◆ Action item ◆
Word for word, give the data again without its pictures.

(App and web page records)
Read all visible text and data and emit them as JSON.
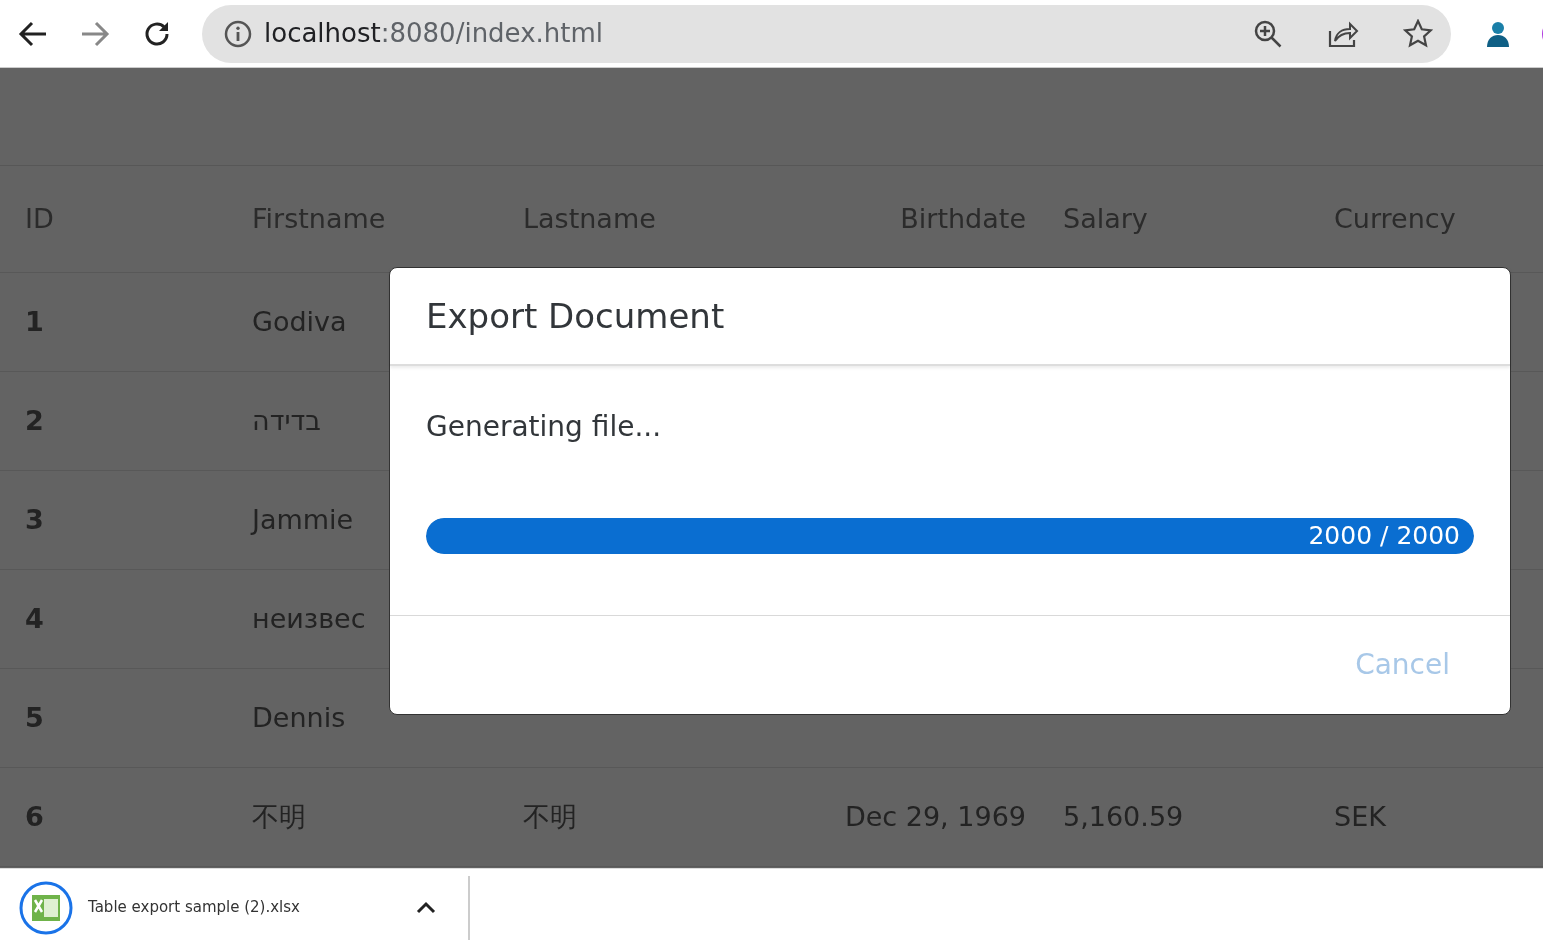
{
  "browser": {
    "url_host": "localhost",
    "url_path": ":8080/index.html",
    "forward_disabled": true
  },
  "table": {
    "columns": [
      "ID",
      "Firstname",
      "Lastname",
      "Birthdate",
      "Salary",
      "Currency"
    ],
    "rows": [
      {
        "cells": [
          "1",
          "Godiva"
        ]
      },
      {
        "cells": [
          "2",
          "בדידה"
        ]
      },
      {
        "cells": [
          "3",
          "Jammie"
        ]
      },
      {
        "cells": [
          "4",
          "неизвес"
        ]
      },
      {
        "cells": [
          "5",
          "Dennis"
        ]
      },
      {
        "cells": [
          "6",
          "不明",
          "不明",
          "Dec 29, 1969",
          "5,160.59",
          "SEK"
        ]
      }
    ]
  },
  "dialog": {
    "title": "Export Document",
    "message": "Generating file...",
    "progress": {
      "level": 1,
      "reading": "2000 / 2000"
    },
    "cancel": {
      "label": "Cancel",
      "disabled": true
    }
  },
  "download": {
    "filename": "Table export sample (2).xlsx"
  }
}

◆ Exercise answer ◆
Read all visible text and data and emit them as JSON.
{
  "browser": {
    "url_host": "localhost",
    "url_path": ":8080/index.html",
    "forward_disabled": true
  },
  "table": {
    "columns": [
      "ID",
      "Firstname",
      "Lastname",
      "Birthdate",
      "Salary",
      "Currency"
    ],
    "rows": [
      {
        "cells": [
          "1",
          "Godiva"
        ]
      },
      {
        "cells": [
          "2",
          "בדידה"
        ]
      },
      {
        "cells": [
          "3",
          "Jammie"
        ]
      },
      {
        "cells": [
          "4",
          "неизвес"
        ]
      },
      {
        "cells": [
          "5",
          "Dennis"
        ]
      },
      {
        "cells": [
          "6",
          "不明",
          "不明",
          "Dec 29, 1969",
          "5,160.59",
          "SEK"
        ]
      }
    ]
  },
  "dialog": {
    "title": "Export Document",
    "message": "Generating file...",
    "progress": {
      "level": 1,
      "reading": "2000 / 2000"
    },
    "cancel": {
      "label": "Cancel",
      "disabled": true
    }
  },
  "download": {
    "filename": "Table export sample (2).xlsx"
  }
}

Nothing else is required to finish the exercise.